“We know that sometimes life gets in the way of returning materials,” said City Librarian Michelle Jeske. “And we don’t want people to stop coming to the library because they’re embarrassed or unable to pay. We want people using our resources, and we want items back so that others may borrow them too.”

Jeske explains that eliminating overdue fines is akin to providing equitable access for all customers. Too often, fines penalize the most vulnerable families and individuals who can least afford them; the library wants to reverse this trend and get community members back into library facilities to use materials and enhance their quality of life and education.

Libraries around the country have for decades assessed fines on overdue materials to entice customers into returning books, movies, and other materials. But a cultural shift has been quietly taking over many cities, including Salt Lake City and Columbus, that recently eliminated fines for overdue materials. Both library systems have reported increased visits and circulation as a result.

“Public libraries are all about access and going fine-free is one more way we can increase access to our collections and services,” Jeske said. “Access has a dividend for Denver—we all benefit from a curious and engaged community. Increasing library use and increasing material circulation is a win-win for all.”

Getting materials returned

Eliminating fines doesn’t solve the problem of returning materials, however, and the library has plans on how to ensure that Harry Potter and Game of Thrones can be enjoyed by others. Customer accounts will be blocked from further checkout when one or more items reach 14 days overdue. Once the items are returned, borrowing privileges are restored.

“Customers should make a habit of always returning items on or before the due date. It’s not just the right thing to do, it’s how libraries work,” said Jennifer Hoffman, who manages the library’s Books and Borrowing department. “There is still a consequence for not returning an item on time; it just won’t be in the form of overdue fines.”

Hoffman notes that customers should also be aware of the difference between fines and fees. Fines are a daily penalty assessed for late return of library items. Fees, on the other hand, are replacement charges assessed for the true cost of replacing lost or damaged items and may include fees resulting from collection referral. Fees are still included as part of the library’s return policy.

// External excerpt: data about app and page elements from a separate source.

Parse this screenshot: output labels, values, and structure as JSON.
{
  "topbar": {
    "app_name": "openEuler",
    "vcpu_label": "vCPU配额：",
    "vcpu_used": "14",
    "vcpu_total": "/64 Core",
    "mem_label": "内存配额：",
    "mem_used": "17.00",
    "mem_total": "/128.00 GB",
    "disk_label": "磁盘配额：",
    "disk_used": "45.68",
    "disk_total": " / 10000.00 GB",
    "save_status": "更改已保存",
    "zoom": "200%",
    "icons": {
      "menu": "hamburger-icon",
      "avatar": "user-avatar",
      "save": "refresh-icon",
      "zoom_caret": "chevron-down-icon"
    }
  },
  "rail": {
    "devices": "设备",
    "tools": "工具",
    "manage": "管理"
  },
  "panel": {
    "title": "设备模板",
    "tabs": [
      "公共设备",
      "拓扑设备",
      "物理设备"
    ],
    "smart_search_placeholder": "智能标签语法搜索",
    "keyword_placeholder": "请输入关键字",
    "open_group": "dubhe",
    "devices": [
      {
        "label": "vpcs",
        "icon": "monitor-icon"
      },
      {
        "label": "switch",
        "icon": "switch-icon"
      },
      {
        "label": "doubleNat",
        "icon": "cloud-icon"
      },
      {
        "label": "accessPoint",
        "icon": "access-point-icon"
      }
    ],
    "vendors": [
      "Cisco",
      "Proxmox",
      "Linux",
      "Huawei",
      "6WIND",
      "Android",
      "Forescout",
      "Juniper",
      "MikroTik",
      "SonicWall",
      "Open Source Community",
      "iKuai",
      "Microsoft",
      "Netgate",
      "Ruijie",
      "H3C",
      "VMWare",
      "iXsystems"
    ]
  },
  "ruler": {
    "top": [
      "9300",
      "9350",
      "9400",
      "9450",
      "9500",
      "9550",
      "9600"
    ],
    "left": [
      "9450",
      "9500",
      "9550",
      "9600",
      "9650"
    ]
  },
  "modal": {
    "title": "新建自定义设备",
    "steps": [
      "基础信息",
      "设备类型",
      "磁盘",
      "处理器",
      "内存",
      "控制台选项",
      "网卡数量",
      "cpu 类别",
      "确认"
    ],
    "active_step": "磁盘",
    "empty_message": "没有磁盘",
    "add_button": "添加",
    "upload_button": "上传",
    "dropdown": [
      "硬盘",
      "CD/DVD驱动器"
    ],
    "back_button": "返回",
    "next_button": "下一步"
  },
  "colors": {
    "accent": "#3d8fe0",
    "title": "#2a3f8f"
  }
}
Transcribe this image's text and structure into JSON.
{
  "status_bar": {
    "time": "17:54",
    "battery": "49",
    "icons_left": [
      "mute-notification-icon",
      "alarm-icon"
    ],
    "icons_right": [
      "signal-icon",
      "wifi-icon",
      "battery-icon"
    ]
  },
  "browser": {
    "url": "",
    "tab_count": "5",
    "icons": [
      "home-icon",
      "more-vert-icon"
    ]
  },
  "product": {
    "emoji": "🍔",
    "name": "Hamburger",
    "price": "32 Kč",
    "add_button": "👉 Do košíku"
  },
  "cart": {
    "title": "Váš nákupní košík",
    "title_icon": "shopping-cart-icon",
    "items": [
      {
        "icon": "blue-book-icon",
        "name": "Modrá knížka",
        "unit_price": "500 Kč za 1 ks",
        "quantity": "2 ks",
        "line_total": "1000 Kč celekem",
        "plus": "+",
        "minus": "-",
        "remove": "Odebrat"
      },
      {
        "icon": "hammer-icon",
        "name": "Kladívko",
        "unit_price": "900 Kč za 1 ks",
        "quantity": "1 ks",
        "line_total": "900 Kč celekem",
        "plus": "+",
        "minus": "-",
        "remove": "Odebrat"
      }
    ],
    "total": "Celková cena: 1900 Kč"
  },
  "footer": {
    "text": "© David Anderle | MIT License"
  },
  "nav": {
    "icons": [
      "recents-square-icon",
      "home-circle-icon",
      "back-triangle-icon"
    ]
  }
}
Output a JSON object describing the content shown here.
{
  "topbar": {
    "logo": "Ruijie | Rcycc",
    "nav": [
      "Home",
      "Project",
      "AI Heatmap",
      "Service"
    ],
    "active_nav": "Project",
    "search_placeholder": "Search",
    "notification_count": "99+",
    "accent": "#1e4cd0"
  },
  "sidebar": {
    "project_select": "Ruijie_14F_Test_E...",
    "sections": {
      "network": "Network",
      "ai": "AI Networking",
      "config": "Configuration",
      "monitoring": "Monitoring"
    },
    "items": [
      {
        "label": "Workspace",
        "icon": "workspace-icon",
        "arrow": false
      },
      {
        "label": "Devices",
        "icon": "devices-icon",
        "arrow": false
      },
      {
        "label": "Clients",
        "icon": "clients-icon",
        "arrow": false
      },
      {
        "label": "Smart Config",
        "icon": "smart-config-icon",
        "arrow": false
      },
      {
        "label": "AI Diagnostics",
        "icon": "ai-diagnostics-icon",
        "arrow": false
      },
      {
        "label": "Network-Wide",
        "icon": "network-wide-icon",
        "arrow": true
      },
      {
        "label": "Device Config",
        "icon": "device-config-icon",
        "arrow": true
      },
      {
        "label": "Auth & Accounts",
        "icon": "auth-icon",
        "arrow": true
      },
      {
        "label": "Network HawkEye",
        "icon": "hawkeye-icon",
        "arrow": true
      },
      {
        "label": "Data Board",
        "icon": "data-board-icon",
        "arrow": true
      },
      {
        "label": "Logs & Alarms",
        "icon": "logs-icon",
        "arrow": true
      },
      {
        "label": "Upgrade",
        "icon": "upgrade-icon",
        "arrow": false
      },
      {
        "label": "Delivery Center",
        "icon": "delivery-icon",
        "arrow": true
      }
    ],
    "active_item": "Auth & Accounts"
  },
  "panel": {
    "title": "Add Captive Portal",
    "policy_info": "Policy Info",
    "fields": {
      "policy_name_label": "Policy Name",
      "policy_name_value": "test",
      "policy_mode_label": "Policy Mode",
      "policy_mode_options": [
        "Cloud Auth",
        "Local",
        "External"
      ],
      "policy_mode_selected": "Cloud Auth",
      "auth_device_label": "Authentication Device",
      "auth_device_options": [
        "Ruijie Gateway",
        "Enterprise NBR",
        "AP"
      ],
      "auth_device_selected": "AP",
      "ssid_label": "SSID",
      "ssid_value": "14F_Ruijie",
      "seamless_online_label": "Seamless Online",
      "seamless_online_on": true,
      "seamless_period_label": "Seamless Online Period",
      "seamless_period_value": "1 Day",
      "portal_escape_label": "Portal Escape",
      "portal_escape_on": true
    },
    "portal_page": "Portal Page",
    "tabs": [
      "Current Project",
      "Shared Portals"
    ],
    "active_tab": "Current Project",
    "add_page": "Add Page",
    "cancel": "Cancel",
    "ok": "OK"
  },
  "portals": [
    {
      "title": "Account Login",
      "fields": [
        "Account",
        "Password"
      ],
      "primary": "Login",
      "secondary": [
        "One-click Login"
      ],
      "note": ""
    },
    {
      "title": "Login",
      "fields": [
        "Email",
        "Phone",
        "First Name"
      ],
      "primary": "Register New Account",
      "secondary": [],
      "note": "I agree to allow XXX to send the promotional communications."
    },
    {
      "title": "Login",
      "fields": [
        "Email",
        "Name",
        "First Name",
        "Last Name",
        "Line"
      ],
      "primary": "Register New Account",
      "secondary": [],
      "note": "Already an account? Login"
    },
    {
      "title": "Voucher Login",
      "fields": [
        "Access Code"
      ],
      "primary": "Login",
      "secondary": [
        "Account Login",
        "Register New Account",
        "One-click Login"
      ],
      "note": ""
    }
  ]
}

Not the first time the library stopped charging fines

The Denver Public Library has never charged late fees for seniors. In 2008, the library stopped collecting fines for kids’ materials and in 2014, for young adult materials. These actions helped remove barriers to library use and positively impacted borrowing for many customers.

In 2016, the library unveiled a new auto-renewal program for many materials, further helping customers avoid overdue fines. Seeing the success of these programs, the library sought formal approval from the Denver Public Library Commission and the Mayor’s Office. The Commission approved the fine free change in October 2018, and City Council approved the change in November as part of the 2019 budget process.

Budget considerations

Currently, overdue fines are not returned to the library itself but rather are returned to the City as part of the general fund. In 2017, fine revenue accounted for $110,339 in citywide revenue—less than 1 percent of all fines collected by the city. City Council approval was necessary to move forward with the new policy.

The library this January will forgive $474,000 in overdue fines from almost 85,000 customers. A public information campaign will let the public know about the new change in policy.


Founded in 1889, the Denver Public Library connects people with information, ideas and experiences to provide enjoyment, enrich lives and strengthen our community. With 26 locations throughout Denver, the library provides essential resources to the community including early literacy programs, computer and internet access and training, family and adult programs. Learn more at and keep up on library news and events through social media: Facebook, Twitter, Instagram and Pinterest.